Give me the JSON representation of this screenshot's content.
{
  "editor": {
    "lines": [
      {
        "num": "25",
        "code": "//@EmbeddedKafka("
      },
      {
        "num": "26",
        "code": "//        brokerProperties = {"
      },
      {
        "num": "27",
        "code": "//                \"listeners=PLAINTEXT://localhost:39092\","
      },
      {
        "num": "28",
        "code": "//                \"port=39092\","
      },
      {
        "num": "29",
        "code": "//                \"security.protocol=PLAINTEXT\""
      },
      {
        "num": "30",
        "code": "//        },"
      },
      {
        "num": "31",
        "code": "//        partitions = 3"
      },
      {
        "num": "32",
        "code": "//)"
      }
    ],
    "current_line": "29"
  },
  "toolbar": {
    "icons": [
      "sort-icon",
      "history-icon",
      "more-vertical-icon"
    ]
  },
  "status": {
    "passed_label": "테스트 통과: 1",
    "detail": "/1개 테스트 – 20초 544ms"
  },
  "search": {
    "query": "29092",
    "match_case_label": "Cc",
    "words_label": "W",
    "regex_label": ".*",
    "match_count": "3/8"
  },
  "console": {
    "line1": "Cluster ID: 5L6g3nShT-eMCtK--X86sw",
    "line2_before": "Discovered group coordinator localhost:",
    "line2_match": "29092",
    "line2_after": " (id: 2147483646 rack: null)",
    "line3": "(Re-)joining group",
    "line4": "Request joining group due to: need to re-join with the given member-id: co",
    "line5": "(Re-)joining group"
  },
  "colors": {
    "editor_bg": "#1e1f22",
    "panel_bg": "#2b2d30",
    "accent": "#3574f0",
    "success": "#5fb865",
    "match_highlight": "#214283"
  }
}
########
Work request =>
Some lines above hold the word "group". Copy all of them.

Answer to this task =>
    "line2_before": "Discovered group coordinator localhost:",
    "line3": "(Re-)joining group",
    "line4": "Request joining group due to: need to re-join with the given member-id: co",
    "line5": "(Re-)joining group"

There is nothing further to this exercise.